As of 2.4 (2.6 for classes), python allows you to decorate a function with another function:
def d(func): return func @d def test(first): pass
It's a convenient syntactic sugar. You can do all sorts of neat stuff with decorators without making a mess. However, if you want to find out the original function that got decorated you have to jump through hoops (like
Cls.method.__func__.__closure__.cell_contents or worse).
I found myself wishing for a better way and found that there had been some discussion on python-dev about adding a variable called
__decorated__ to the [new] function returned by the decorator. However, it appears that didn't go anywhere.
Being an adventuresome person, and having had pretty heavy python experience for about 4 years, I thought I would look into implementing
__decorated__ in the python compiler source, just to see how it goes.
To be honest I have never delved into the C underneath the hood, so my first hours have been just trying to make sense of how the underlying C code works. So firstly, what would be the best resources to get my head around what I would have to change/add for
Secondly, if a decorator returns a new function then
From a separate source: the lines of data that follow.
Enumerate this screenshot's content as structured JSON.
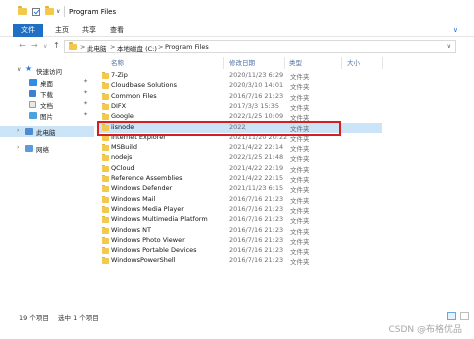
{
  "window": {
    "title": "Program Files",
    "quick_access_arrow": "∨"
  },
  "ribbon": {
    "tabs": [
      "文件",
      "主页",
      "共享",
      "查看"
    ]
  },
  "nav": {
    "back": "←",
    "forward": "→",
    "recent": "∨",
    "up": "↑",
    "breadcrumb": [
      "此电脑",
      "本地磁盘 (C:)",
      "Program Files"
    ],
    "separator": ">"
  },
  "sidebar": {
    "items": [
      {
        "label": "快速访问",
        "icon": "star-icon"
      },
      {
        "label": "桌面",
        "icon": "desktop-icon",
        "pinned": true
      },
      {
        "label": "下载",
        "icon": "download-icon",
        "pinned": true
      },
      {
        "label": "文档",
        "icon": "documents-icon",
        "pinned": true
      },
      {
        "label": "图片",
        "icon": "pictures-icon",
        "pinned": true
      },
      {
        "label": "此电脑",
        "icon": "computer-icon",
        "selected": true
      },
      {
        "label": "网络",
        "icon": "network-icon"
      }
    ]
  },
  "columns": {
    "name": "名称",
    "date": "修改日期",
    "type": "类型",
    "size": "大小"
  },
  "files": [
    {
      "name": "7-Zip",
      "date": "2020/11/23 6:29",
      "type": "文件夹"
    },
    {
      "name": "Cloudbase Solutions",
      "date": "2020/3/10 14:01",
      "type": "文件夹"
    },
    {
      "name": "Common Files",
      "date": "2016/7/16 21:23",
      "type": "文件夹"
    },
    {
      "name": "DIFX",
      "date": "2017/3/3 15:35",
      "type": "文件夹"
    },
    {
      "name": "Google",
      "date": "2022/1/25 10:09",
      "type": "文件夹"
    },
    {
      "name": "iisnode",
      "date": "2022/1/25 22:21",
      "type": "文件夹",
      "selected": true
    },
    {
      "name": "Internet Explorer",
      "date": "2021/11/20 20:22",
      "type": "文件夹"
    },
    {
      "name": "MSBuild",
      "date": "2021/4/22 22:14",
      "type": "文件夹"
    },
    {
      "name": "nodejs",
      "date": "2022/1/25 21:48",
      "type": "文件夹"
    },
    {
      "name": "QCloud",
      "date": "2021/4/22 22:19",
      "type": "文件夹"
    },
    {
      "name": "Reference Assemblies",
      "date": "2021/4/22 22:15",
      "type": "文件夹"
    },
    {
      "name": "Windows Defender",
      "date": "2021/11/23 6:15",
      "type": "文件夹"
    },
    {
      "name": "Windows Mail",
      "date": "2016/7/16 21:23",
      "type": "文件夹"
    },
    {
      "name": "Windows Media Player",
      "date": "2016/7/16 21:23",
      "type": "文件夹"
    },
    {
      "name": "Windows Multimedia Platform",
      "date": "2016/7/16 21:23",
      "type": "文件夹"
    },
    {
      "name": "Windows NT",
      "date": "2016/7/16 21:23",
      "type": "文件夹"
    },
    {
      "name": "Windows Photo Viewer",
      "date": "2016/7/16 21:23",
      "type": "文件夹"
    },
    {
      "name": "Windows Portable Devices",
      "date": "2016/7/16 21:23",
      "type": "文件夹"
    },
    {
      "name": "WindowsPowerShell",
      "date": "2016/7/16 21:23",
      "type": "文件夹"
    }
  ],
  "status": {
    "count": "19 个项目",
    "selected": "选中 1 个项目"
  },
  "watermark": "CSDN @布格优品",
  "colors": {
    "accent": "#1f6fc4",
    "selection": "#cce4f7",
    "highlight": "#d42020",
    "folder": "#f2c94c"
  }
}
__decorated__ would just return the original, decorated function. However, if the decorator returns the original function, what should happen? Here are three options I could think of (the third is my favorite):
- Don't add
__decorator__but set it to None.
__decorator__and set it to the original function anyway.
So if it were to happen, what do you think would be the best option?
Someone else brought to my attention a scenario that I had missed. What happens when the decorator returns neither the original function nor a function that wraps the original? At that point nothing is holding a reference to the original function and it will get garbage collected. (Thanks Oddthinking!)
So in that case, I think that I would still go with the third option. The object returned by the decorator would gain a
__decorated__ name that references the original function. This would mean that it would not be garbage-collected.
It seems weird to me that the function from a class definition would utterly disappear because you decorated it. In my mind that is even more reason to have a
__decorated__ attribute applied for every decorator. However, it's more likely that my intuition is faulty and that the current behavior is what most people would expect. Any thoughts?